According the New York Times, there was minimal planning in the days ahead of the election confirmation, even though many right-wing social media outlets were posting about going to D.C. The initial security at the White House complex was overrun by rioters and had to request aid which was not already on standby.
This led to heightened concern for Biden’s inauguration, which saw increased security and National Guard troopers from various states providing support. The inauguration went smoothly without any incidents of violence.
Beginning Dec. 14, the United Kingdom and the United States began their process of administering the Pfizer and Moderna COVID-19 vaccines. According to the BBC, the UK approved the vaccine and began roll out to elderly citizens first. Both countries created phases in which the vaccine will be administered to its citizens. As CNN stated in their live COVID-19 updates, these phases both began with administering the vaccine to healthcare workers and the elderly.
Since Dec. 14, Bloomberg reports that over 68.1 million doses of the vaccine have been administered worldwide, with 23.5 million of these doses administered in the United States. As of Jan. 26, Bloomberg estimated over 25 million confirmed cases of COVID-19 since the beginning of the pandemic in March 2019.
In the Georgia, the vaccine is still only available to healthcare workers and any individual over the age 65. Among these groups, a number of high-ranking officials have also received the vaccine as a push to show fearful Americans how safe the vaccine is, as AP News reports. These high-ranking individuals include President Joe Biden, former Vice President Mike Pence, Speaker of the House Nancy Pelosi and others.
As January began, more and more Americans are fearful of the vaccine and have created conspiracy theories about the effects of the vaccine, according to Forbes. Since talk of the vaccine began, they are estimating over 60 percent of Americans are fearful to receive the vaccine.

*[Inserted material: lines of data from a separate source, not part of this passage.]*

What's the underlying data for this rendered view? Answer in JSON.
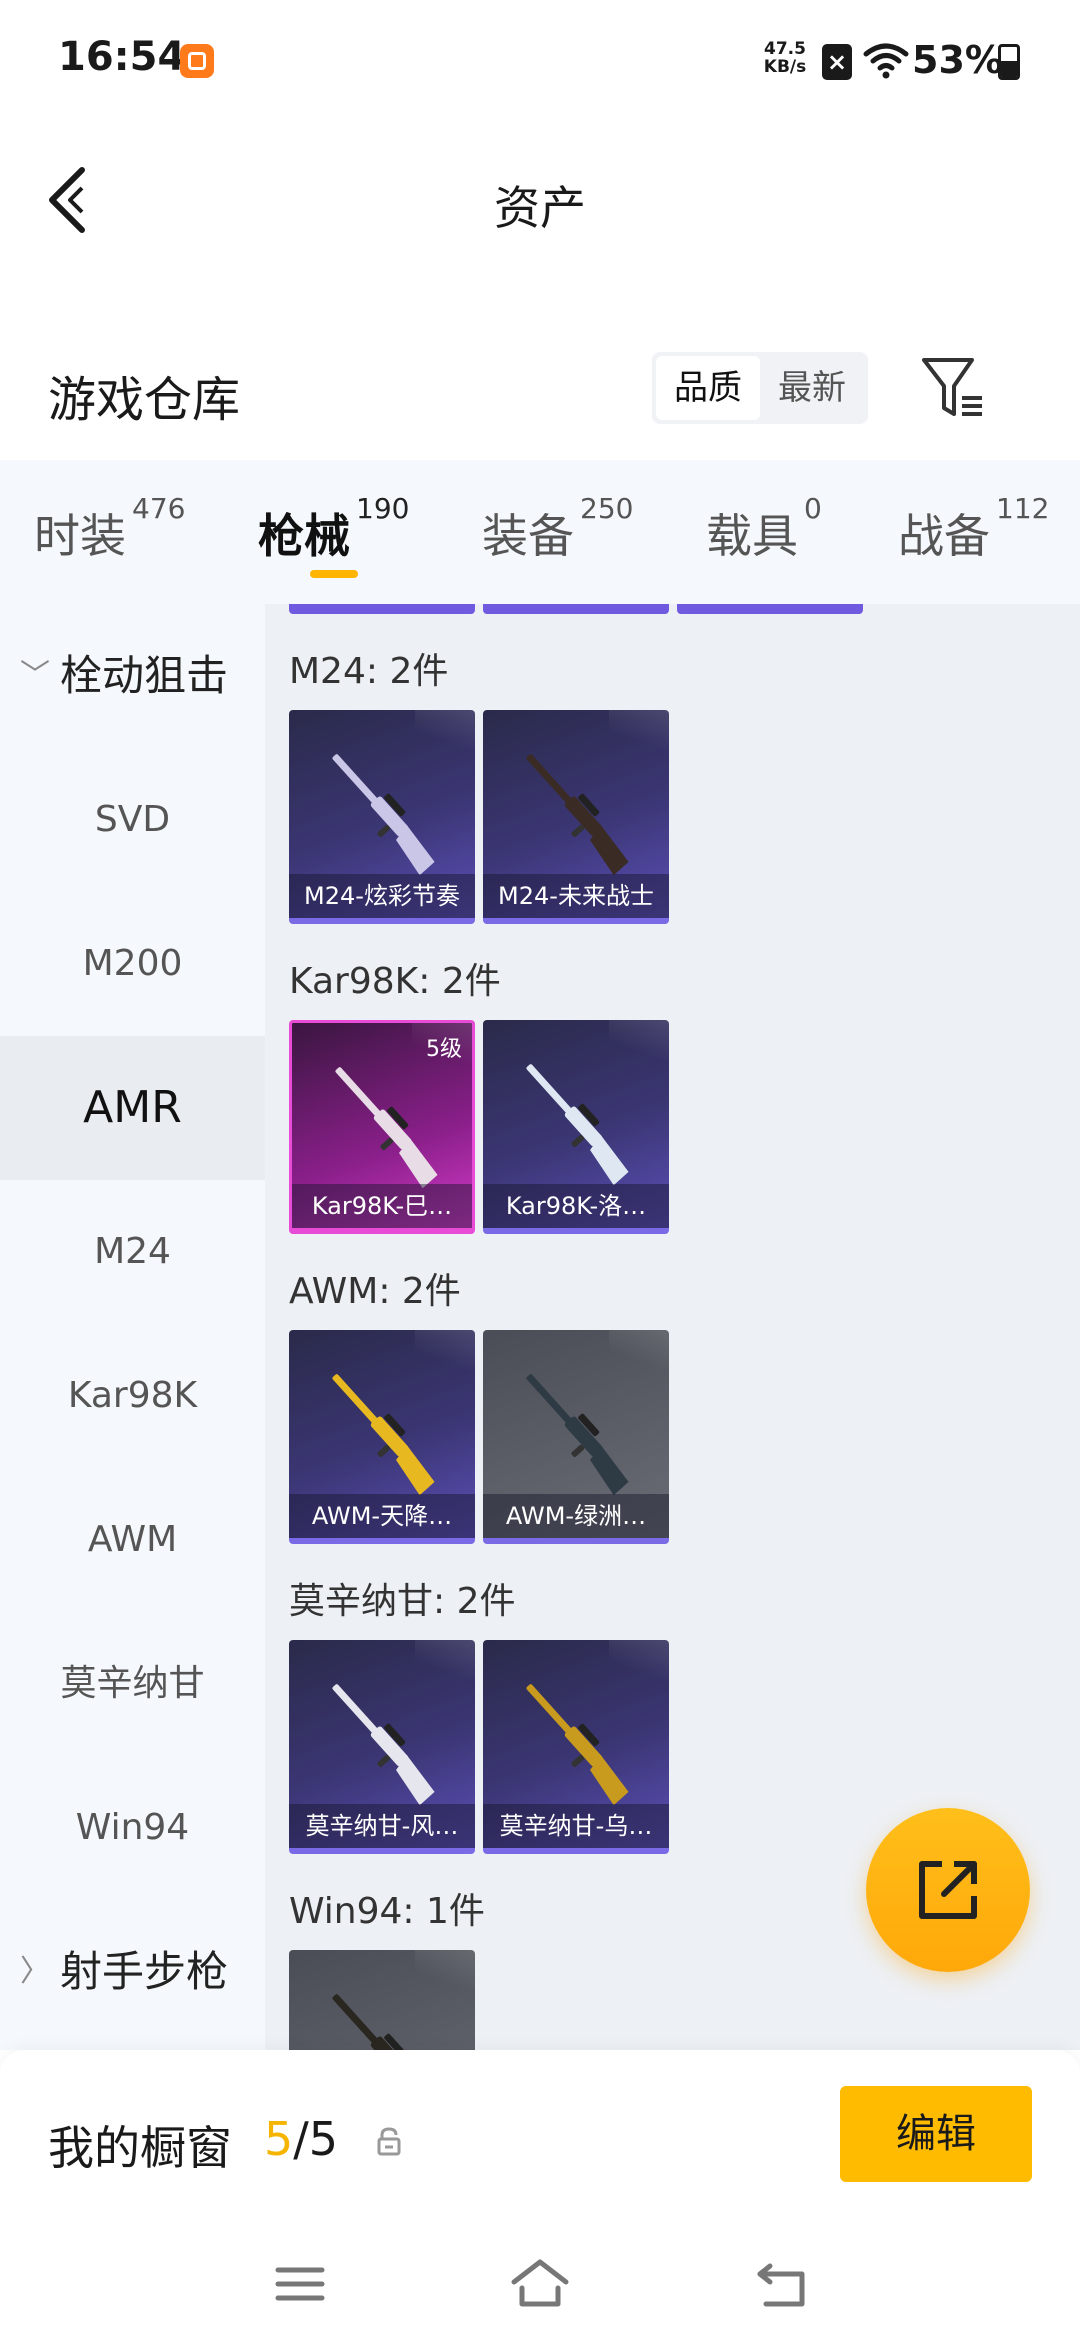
{
  "status_bar": {
    "time": "16:54",
    "net_speed_value": "47.5",
    "net_speed_unit": "KB/s",
    "battery_text": "53%",
    "battery_level": 0.53
  },
  "nav": {
    "title": "资产"
  },
  "warehouse": {
    "title": "游戏仓库",
    "sort_quality": "品质",
    "sort_newest": "最新"
  },
  "tabs": [
    {
      "label": "时装",
      "count": "476"
    },
    {
      "label": "枪械",
      "count": "190"
    },
    {
      "label": "装备",
      "count": "250"
    },
    {
      "label": "载具",
      "count": "0"
    },
    {
      "label": "战备",
      "count": "112"
    }
  ],
  "sidebar": {
    "group1": "栓动狙击",
    "items": [
      "SVD",
      "M200",
      "AMR",
      "M24",
      "Kar98K",
      "AWM",
      "莫辛纳甘",
      "Win94"
    ],
    "group2": "射手步枪"
  },
  "groups": [
    {
      "title": "M24: 2件",
      "cards": [
        {
          "label": "M24-炫彩节奏",
          "style": "blue",
          "gun_color": "#c9c6e8",
          "level": ""
        },
        {
          "label": "M24-未来战士",
          "style": "blue",
          "gun_color": "#3a2c24",
          "level": ""
        }
      ]
    },
    {
      "title": "Kar98K: 2件",
      "cards": [
        {
          "label": "Kar98K-巳…",
          "style": "pink",
          "gun_color": "#e8dde6",
          "level": "5级"
        },
        {
          "label": "Kar98K-洛…",
          "style": "blue",
          "gun_color": "#dfe8f2",
          "level": ""
        }
      ]
    },
    {
      "title": "AWM: 2件",
      "cards": [
        {
          "label": "AWM-天降…",
          "style": "blue",
          "gun_color": "#e8b820",
          "level": ""
        },
        {
          "label": "AWM-绿洲…",
          "style": "gray",
          "gun_color": "#2e3a44",
          "level": ""
        }
      ]
    },
    {
      "title": "莫辛纳甘: 2件",
      "cards": [
        {
          "label": "莫辛纳甘-风…",
          "style": "blue",
          "gun_color": "#e6e6ee",
          "level": ""
        },
        {
          "label": "莫辛纳甘-乌…",
          "style": "blue",
          "gun_color": "#c89a1e",
          "level": ""
        }
      ]
    },
    {
      "title": "Win94: 1件",
      "cards": [
        {
          "label": "",
          "style": "gray",
          "gun_color": "#2a2620",
          "level": ""
        }
      ]
    }
  ],
  "showcase": {
    "label": "我的橱窗",
    "current": "5",
    "separator_total": "/5",
    "edit_label": "编辑"
  },
  "colors": {
    "accent": "#ffbb00",
    "tab_indicator": "#ffb400",
    "card_border": "#7a6ae6"
  }
}
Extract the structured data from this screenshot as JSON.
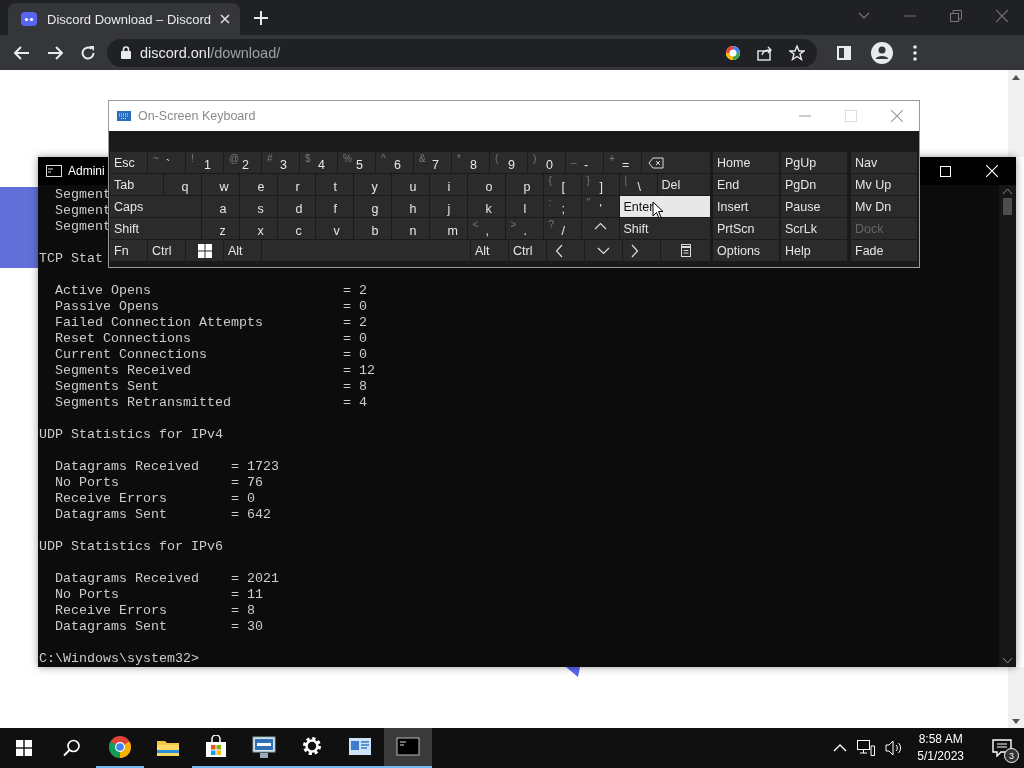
{
  "browser": {
    "tab": {
      "title": "Discord Download – Discord"
    },
    "address": {
      "host": "discord.onl",
      "path": "/download/"
    }
  },
  "console": {
    "title": "Admini",
    "blocks": [
      [
        "  Segment",
        "  Segment",
        "  Segment"
      ],
      [
        "TCP Stat"
      ],
      [
        "  Active Opens                        = 2",
        "  Passive Opens                       = 0",
        "  Failed Connection Attempts          = 2",
        "  Reset Connections                   = 0",
        "  Current Connections                 = 0",
        "  Segments Received                   = 12",
        "  Segments Sent                       = 8",
        "  Segments Retransmitted              = 4"
      ],
      [
        "UDP Statistics for IPv4"
      ],
      [
        "  Datagrams Received    = 1723",
        "  No Ports              = 76",
        "  Receive Errors        = 0",
        "  Datagrams Sent        = 642"
      ],
      [
        "UDP Statistics for IPv6"
      ],
      [
        "  Datagrams Received    = 2021",
        "  No Ports              = 11",
        "  Receive Errors        = 8",
        "  Datagrams Sent        = 30"
      ],
      [
        "C:\\Windows\\system32>"
      ]
    ]
  },
  "keyboard": {
    "title": "On-Screen Keyboard",
    "rows": [
      {
        "keys": [
          {
            "kind": "label",
            "label": "Esc",
            "hovered": false
          },
          {
            "kind": "char",
            "shift": "~",
            "label": "`",
            "hovered": false
          },
          {
            "kind": "char",
            "shift": "!",
            "label": "1",
            "hovered": false
          },
          {
            "kind": "char",
            "shift": "@",
            "label": "2",
            "hovered": false
          },
          {
            "kind": "char",
            "shift": "#",
            "label": "3",
            "hovered": false
          },
          {
            "kind": "char",
            "shift": "$",
            "label": "4",
            "hovered": false
          },
          {
            "kind": "char",
            "shift": "%",
            "label": "5",
            "hovered": false
          },
          {
            "kind": "char",
            "shift": "^",
            "label": "6",
            "hovered": false
          },
          {
            "kind": "char",
            "shift": "&",
            "label": "7",
            "hovered": false
          },
          {
            "kind": "char",
            "shift": "*",
            "label": "8",
            "hovered": false
          },
          {
            "kind": "char",
            "shift": "(",
            "label": "9",
            "hovered": false
          },
          {
            "kind": "char",
            "shift": ")",
            "label": "0",
            "hovered": false
          },
          {
            "kind": "char",
            "shift": "_",
            "label": "-",
            "hovered": false
          },
          {
            "kind": "char",
            "shift": "+",
            "label": "=",
            "hovered": false
          },
          {
            "kind": "backspace",
            "hovered": false
          }
        ]
      },
      {
        "keys": [
          {
            "kind": "wide",
            "label": "Tab",
            "hovered": false
          },
          {
            "kind": "char",
            "label": "q",
            "hovered": false
          },
          {
            "kind": "char",
            "label": "w",
            "hovered": false
          },
          {
            "kind": "char",
            "label": "e",
            "hovered": false
          },
          {
            "kind": "char",
            "label": "r",
            "hovered": false
          },
          {
            "kind": "char",
            "label": "t",
            "hovered": false
          },
          {
            "kind": "char",
            "label": "y",
            "hovered": false
          },
          {
            "kind": "char",
            "label": "u",
            "hovered": false
          },
          {
            "kind": "char",
            "label": "i",
            "hovered": false
          },
          {
            "kind": "char",
            "label": "o",
            "hovered": false
          },
          {
            "kind": "char",
            "label": "p",
            "hovered": false
          },
          {
            "kind": "char",
            "shift": "{",
            "label": "[",
            "hovered": false
          },
          {
            "kind": "char",
            "shift": "}",
            "label": "]",
            "hovered": false
          },
          {
            "kind": "char",
            "shift": "|",
            "label": "\\",
            "hovered": false
          },
          {
            "kind": "wide",
            "label": "Del",
            "hovered": false
          }
        ]
      },
      {
        "keys": [
          {
            "kind": "wide",
            "label": "Caps",
            "hovered": false
          },
          {
            "kind": "char",
            "label": "a",
            "hovered": false
          },
          {
            "kind": "char",
            "label": "s",
            "hovered": false
          },
          {
            "kind": "char",
            "label": "d",
            "hovered": false
          },
          {
            "kind": "char",
            "label": "f",
            "hovered": false
          },
          {
            "kind": "char",
            "label": "g",
            "hovered": false
          },
          {
            "kind": "char",
            "label": "h",
            "hovered": false
          },
          {
            "kind": "char",
            "label": "j",
            "hovered": false
          },
          {
            "kind": "char",
            "label": "k",
            "hovered": false
          },
          {
            "kind": "char",
            "label": "l",
            "hovered": false
          },
          {
            "kind": "char",
            "shift": ":",
            "label": ";",
            "hovered": false
          },
          {
            "kind": "char",
            "shift": "\"",
            "label": "'",
            "hovered": false
          },
          {
            "kind": "wide",
            "label": "Enter",
            "hovered": true
          }
        ]
      },
      {
        "keys": [
          {
            "kind": "wide",
            "label": "Shift",
            "hovered": false
          },
          {
            "kind": "char",
            "label": "z",
            "hovered": false
          },
          {
            "kind": "char",
            "label": "x",
            "hovered": false
          },
          {
            "kind": "char",
            "label": "c",
            "hovered": false
          },
          {
            "kind": "char",
            "label": "v",
            "hovered": false
          },
          {
            "kind": "char",
            "label": "b",
            "hovered": false
          },
          {
            "kind": "char",
            "label": "n",
            "hovered": false
          },
          {
            "kind": "char",
            "label": "m",
            "hovered": false
          },
          {
            "kind": "char",
            "shift": "<",
            "label": ",",
            "hovered": false
          },
          {
            "kind": "char",
            "shift": ">",
            "label": ".",
            "hovered": false
          },
          {
            "kind": "char",
            "shift": "?",
            "label": "/",
            "hovered": false
          },
          {
            "kind": "up",
            "hovered": false
          },
          {
            "kind": "wide",
            "label": "Shift",
            "hovered": false
          }
        ]
      },
      {
        "keys": [
          {
            "kind": "label",
            "label": "Fn",
            "hovered": false
          },
          {
            "kind": "label",
            "label": "Ctrl",
            "hovered": false
          },
          {
            "kind": "windows",
            "hovered": false
          },
          {
            "kind": "label",
            "label": "Alt",
            "hovered": false
          },
          {
            "kind": "space",
            "hovered": false
          },
          {
            "kind": "label",
            "label": "Alt",
            "hovered": false
          },
          {
            "kind": "label",
            "label": "Ctrl",
            "hovered": false
          },
          {
            "kind": "left",
            "hovered": false
          },
          {
            "kind": "down",
            "hovered": false
          },
          {
            "kind": "right",
            "hovered": false
          },
          {
            "kind": "menu",
            "hovered": false
          }
        ]
      }
    ],
    "side_rows": [
      {
        "keys": [
          {
            "label": "Home",
            "disabled": false
          },
          {
            "label": "PgUp",
            "disabled": false
          },
          {
            "label": "Nav",
            "disabled": false
          }
        ]
      },
      {
        "keys": [
          {
            "label": "End",
            "disabled": false
          },
          {
            "label": "PgDn",
            "disabled": false
          },
          {
            "label": "Mv Up",
            "disabled": false
          }
        ]
      },
      {
        "keys": [
          {
            "label": "Insert",
            "disabled": false
          },
          {
            "label": "Pause",
            "disabled": false
          },
          {
            "label": "Mv Dn",
            "disabled": false
          }
        ]
      },
      {
        "keys": [
          {
            "label": "PrtScn",
            "disabled": false
          },
          {
            "label": "ScrLk",
            "disabled": false
          },
          {
            "label": "Dock",
            "disabled": true
          }
        ]
      },
      {
        "keys": [
          {
            "label": "Options",
            "disabled": false
          },
          {
            "label": "Help",
            "disabled": false
          },
          {
            "label": "Fade",
            "disabled": false
          }
        ]
      }
    ]
  },
  "taskbar": {
    "apps": [
      {
        "kind": "chrome",
        "running": true,
        "selected": false
      },
      {
        "kind": "folder",
        "running": false,
        "selected": false
      },
      {
        "kind": "store",
        "running": true,
        "selected": false
      },
      {
        "kind": "monitor",
        "running": true,
        "selected": false
      },
      {
        "kind": "gear",
        "running": true,
        "selected": false
      },
      {
        "kind": "panel",
        "running": true,
        "selected": false
      },
      {
        "kind": "console",
        "running": true,
        "selected": true
      }
    ],
    "time": "8:58 AM",
    "date": "5/1/2023",
    "notifications": "3"
  }
}
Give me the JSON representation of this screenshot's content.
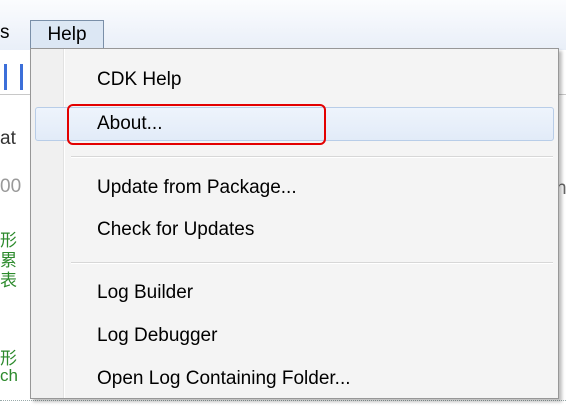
{
  "menubar": {
    "prev_menu_fragment": "s",
    "help_label": "Help"
  },
  "background": {
    "fragments": [
      "at",
      "00",
      "n",
      "形",
      "累",
      "表",
      "形",
      "ch"
    ]
  },
  "menu": {
    "items": [
      {
        "label": "CDK Help"
      },
      {
        "label": "About..."
      },
      {
        "label": "Update from Package..."
      },
      {
        "label": "Check for Updates"
      },
      {
        "label": "Log Builder"
      },
      {
        "label": "Log Debugger"
      },
      {
        "label": "Open Log Containing Folder..."
      }
    ],
    "highlighted_index": 1,
    "annotation_color": "#e30000"
  }
}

Forbes later stated that they believed this fear stemmed from the issues with the AstraZeneca’s COVID-19 vaccine trial as well as misinformation from former President Donald Trump.
Currently, the United States continues through phase one of administering the vaccine and there has not been much talk of when phase two will begin. The CDC stated that phase two will include school teachers, most adults working in facilities that regularly see patients and people, and other older adults. They have not stated when this will begin.
Pop Culture News
Elon Musk became the world’s richest man, surpassing Amazon founder Jeff Bezos for a net worth of roughly $185 billion, according to BBC news. During the beginning of January, Tesla stock market price soared, making the company’s net worth reach over $700 billion.
The social media platform, TikTok, made headlines as users created “Ratatouille, the TikTok musical” which generated over $2 million for the Actors Fund. The New York Times stated that the musical was conceived and created entirely by actors and actresses all on TikTok. Critics were skeptical of how the musical would do, but Playbill.com explained that the success of the show could provide jobless Broadway actors a newfound sense of creativity. As Playbill.com stated, if Ratatousical was a success, it could open the door for many other creators to create in the midst of the closure of Broadway, allowing them to continue using their skills and sharing their passions for theatre.
Singer Olivia Rodrigo released “Driver’s License” on Jan. 8, sparking drama between her fellow co-star Joshua Bassett and singer Sabrina Carpenter. The New York Post reported that the song caused controversary as it inadvertently mentions Carpenter and her alleged relationship with Bassett. Carpenter later released her song “Skin,” which the New York Post explained might be a response to Rodrigo’s song “Driver’s License.”